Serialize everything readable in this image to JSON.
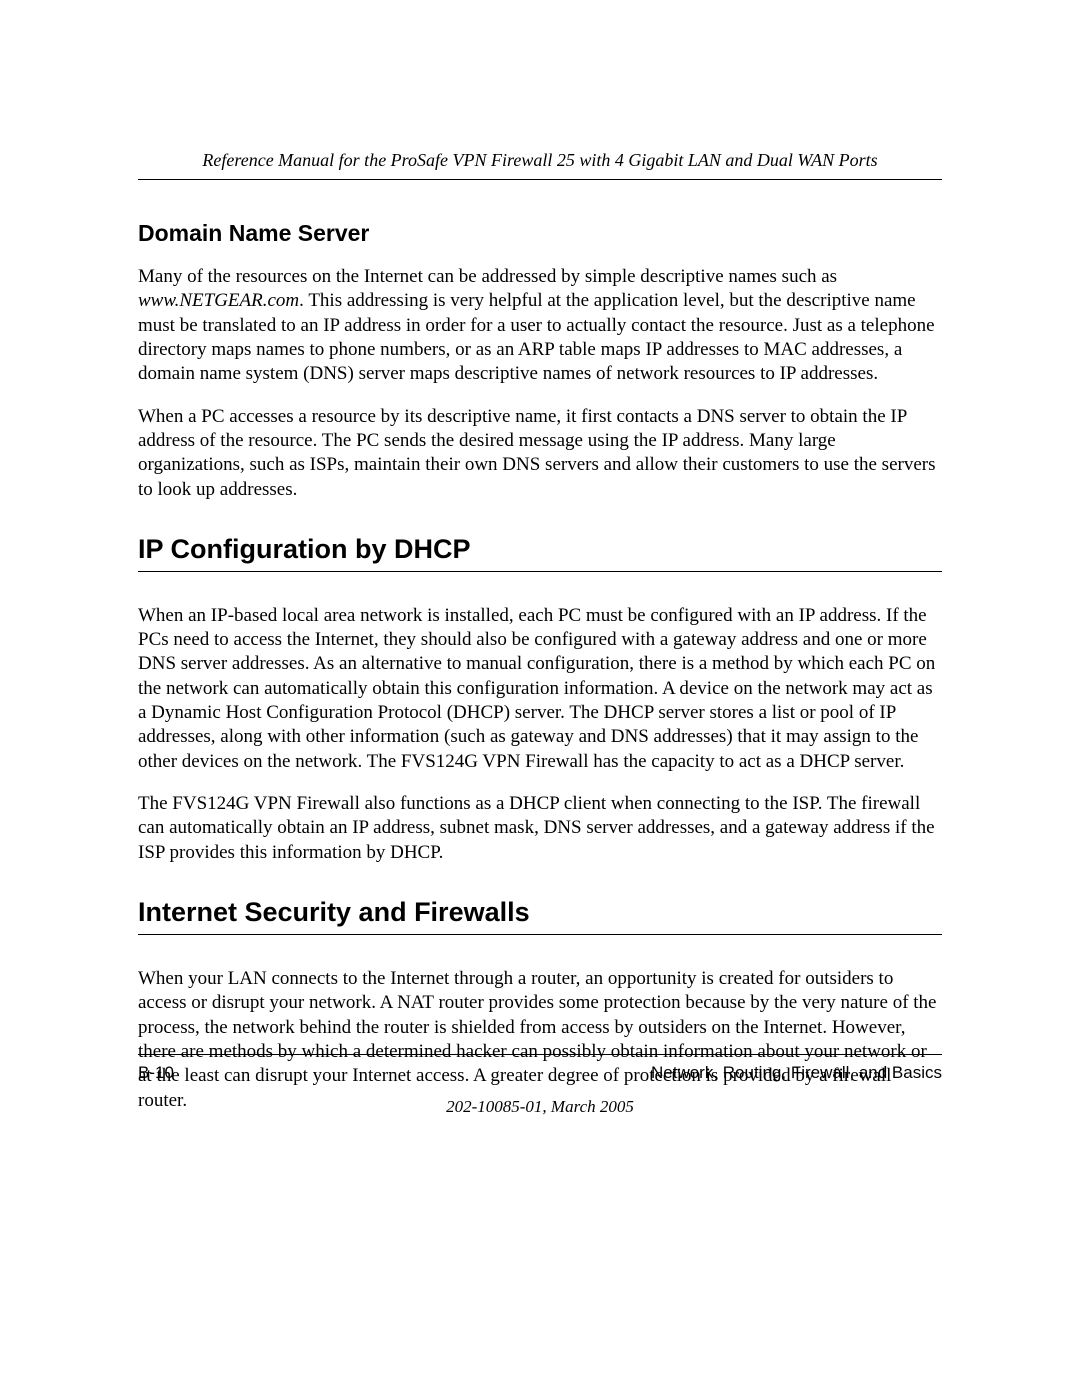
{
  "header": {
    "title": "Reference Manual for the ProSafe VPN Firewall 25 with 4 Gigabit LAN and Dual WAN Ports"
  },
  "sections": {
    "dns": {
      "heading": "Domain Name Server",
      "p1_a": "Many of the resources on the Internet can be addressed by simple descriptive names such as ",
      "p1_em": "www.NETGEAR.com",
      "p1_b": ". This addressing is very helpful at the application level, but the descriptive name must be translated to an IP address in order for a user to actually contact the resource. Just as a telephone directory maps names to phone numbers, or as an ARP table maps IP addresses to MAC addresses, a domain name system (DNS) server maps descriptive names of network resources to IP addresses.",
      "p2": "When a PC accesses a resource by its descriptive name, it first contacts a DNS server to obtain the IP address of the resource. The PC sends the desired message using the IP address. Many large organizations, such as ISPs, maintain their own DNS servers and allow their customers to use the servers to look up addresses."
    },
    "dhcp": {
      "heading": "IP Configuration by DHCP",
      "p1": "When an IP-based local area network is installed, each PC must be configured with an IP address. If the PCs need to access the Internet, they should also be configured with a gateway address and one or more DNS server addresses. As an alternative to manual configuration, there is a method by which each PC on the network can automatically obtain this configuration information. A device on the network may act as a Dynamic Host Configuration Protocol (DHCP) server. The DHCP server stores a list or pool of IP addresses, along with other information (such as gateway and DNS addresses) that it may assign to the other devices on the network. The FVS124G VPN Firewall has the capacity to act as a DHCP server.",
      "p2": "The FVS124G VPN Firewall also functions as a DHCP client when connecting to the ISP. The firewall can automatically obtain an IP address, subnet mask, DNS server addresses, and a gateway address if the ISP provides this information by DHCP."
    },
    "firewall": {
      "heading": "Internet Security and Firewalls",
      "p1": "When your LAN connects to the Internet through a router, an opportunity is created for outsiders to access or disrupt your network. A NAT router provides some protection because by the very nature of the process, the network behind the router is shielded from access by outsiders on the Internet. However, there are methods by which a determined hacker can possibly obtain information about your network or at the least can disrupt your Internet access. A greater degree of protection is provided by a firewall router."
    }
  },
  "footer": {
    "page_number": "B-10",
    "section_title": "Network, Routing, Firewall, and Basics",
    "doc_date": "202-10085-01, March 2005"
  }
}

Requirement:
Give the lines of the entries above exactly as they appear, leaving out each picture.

Result for this task:
Serialize everything readable in this image to JSON.
{
  "header": {
    "title": "Reference Manual for the ProSafe VPN Firewall 25 with 4 Gigabit LAN and Dual WAN Ports"
  },
  "sections": {
    "dns": {
      "heading": "Domain Name Server",
      "p1_a": "Many of the resources on the Internet can be addressed by simple descriptive names such as ",
      "p1_em": "www.NETGEAR.com",
      "p1_b": ". This addressing is very helpful at the application level, but the descriptive name must be translated to an IP address in order for a user to actually contact the resource. Just as a telephone directory maps names to phone numbers, or as an ARP table maps IP addresses to MAC addresses, a domain name system (DNS) server maps descriptive names of network resources to IP addresses.",
      "p2": "When a PC accesses a resource by its descriptive name, it first contacts a DNS server to obtain the IP address of the resource. The PC sends the desired message using the IP address. Many large organizations, such as ISPs, maintain their own DNS servers and allow their customers to use the servers to look up addresses."
    },
    "dhcp": {
      "heading": "IP Configuration by DHCP",
      "p1": "When an IP-based local area network is installed, each PC must be configured with an IP address. If the PCs need to access the Internet, they should also be configured with a gateway address and one or more DNS server addresses. As an alternative to manual configuration, there is a method by which each PC on the network can automatically obtain this configuration information. A device on the network may act as a Dynamic Host Configuration Protocol (DHCP) server. The DHCP server stores a list or pool of IP addresses, along with other information (such as gateway and DNS addresses) that it may assign to the other devices on the network. The FVS124G VPN Firewall has the capacity to act as a DHCP server.",
      "p2": "The FVS124G VPN Firewall also functions as a DHCP client when connecting to the ISP. The firewall can automatically obtain an IP address, subnet mask, DNS server addresses, and a gateway address if the ISP provides this information by DHCP."
    },
    "firewall": {
      "heading": "Internet Security and Firewalls",
      "p1": "When your LAN connects to the Internet through a router, an opportunity is created for outsiders to access or disrupt your network. A NAT router provides some protection because by the very nature of the process, the network behind the router is shielded from access by outsiders on the Internet. However, there are methods by which a determined hacker can possibly obtain information about your network or at the least can disrupt your Internet access. A greater degree of protection is provided by a firewall router."
    }
  },
  "footer": {
    "page_number": "B-10",
    "section_title": "Network, Routing, Firewall, and Basics",
    "doc_date": "202-10085-01, March 2005"
  }
}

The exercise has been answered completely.